Ryder’s 39-storey Birmingham tower approved despite heritage fears



Councillors have approved Ryder Architecture plans for a 39-storey tower in Birmingham's Jewellery Quarter despite objections from heritage bodies

The city council's planning committee voted to approve the AJ100 practice's controversial scheme for the 1ha site on Great Charles Street.

Backed by build-to-rent developer Moda, the scheme will create 772 homes across three blocks that contain a number of roof heights from three floors to 39.

The site, bounded by Lionel Street, Ludgate Hill and Livery Street as well as Great Charles Street Queensway, is currently used by surface-level car parks. However, it is within the Jewellery Quarter Conservation Area and close to a number of protected buildings, including the Grade I-listed Church of St Paul and the Grade II*-listed Cathedral Church of St Chad.

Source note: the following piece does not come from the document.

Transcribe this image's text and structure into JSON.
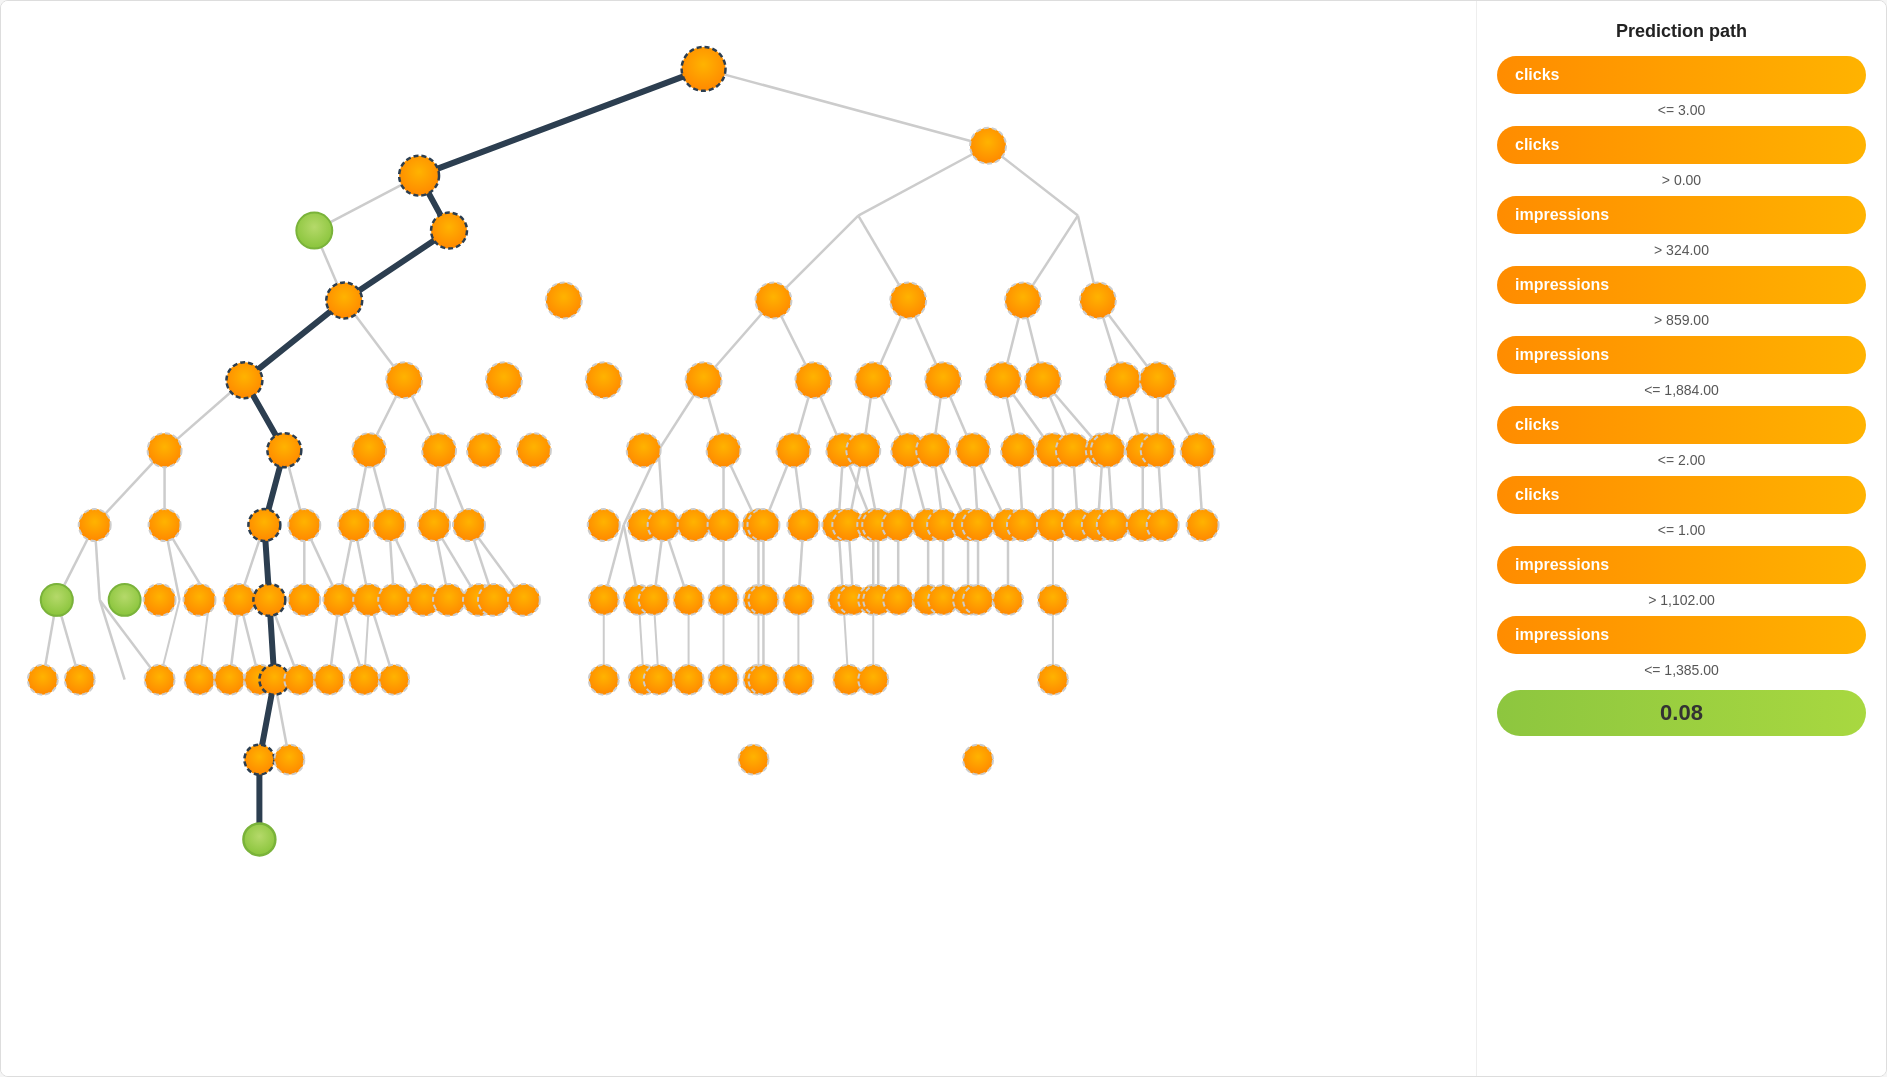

Historic England objected to the scheme due to the harm it would cause to the character and appearance of the conservation area and the significance of heritage assets.

The body said the 'colossal height and scale' of the proposals would need to be 'significantly reduced' to address impact on the historic environment, according to a planning officer report to councillors.

An objection was also received from The Victorian Society, which said the scheme would have 'a negative impact on the character, appearance, setting and significance of the Jewellery Quarter Conservation Area and its listed buildings, as well as on the Grade II*-listed St Chad's Cathedral'.

Planning officers found that, although the height of the tower would cause harm to the conservation area and the setting of various heritage assets, this would be outweighed by a range of public benefits from regeneration of the vacant plot.

The scheme would create 'a unique high-quality living environment with a range of external and internal communal facilities for residents,' added the planning report to committee.

Ryder architectural director Gareth Callen said securing planning consent was a 'fantastic achievement'.

'This is a unique site and we really wanted to do it justice,' he said. 'The engagement process has been rewarding with multiple stakeholders, befitting the scale of development and this transitional site in the city. [This will be] a special place and design influenced by history and context. We look forward to moving forward together through technical and construction stages.'

Moda Living managing director Tony Brooks added: 'Great Charles Street will be a fantastic asset for Birmingham. Moda has a track record of adding value to communities and delivering a housing product that locals want. Working closely with Ryder Architecture, our team has designed a quality scheme reflecting the site's location as an area of transition between the Jewellery Quarter and Colmore Business District, respecting its location within the conservation area. We are looking forward to delivering this important, sustainable project."

Victorian Society conservation adviser Tim Bridges said the heritage body was very disappointed that consent had been granted for the Great Charles Street tower.

He said: 'It will dominate the townscape and several listed buildings and, together with the recently constructed towers at Snow Hill, have a further negative impact on the setting of the Grade II*-listed St Chad's Cathedral.

'This is one of many such applications for tall buildings in and around the historic city centre to which the society is opposed.

'We consider the cumulative effect of these developments completed, under construction and proposed to be highly damaging to the townscape of Birmingham city centre.'

Work is expected to start on site next year.

Source: Architects Journal

For more Tall Buildings information and to hear the latest developments within the sector join our Tall Buildings LinkedIn Group

Media Partners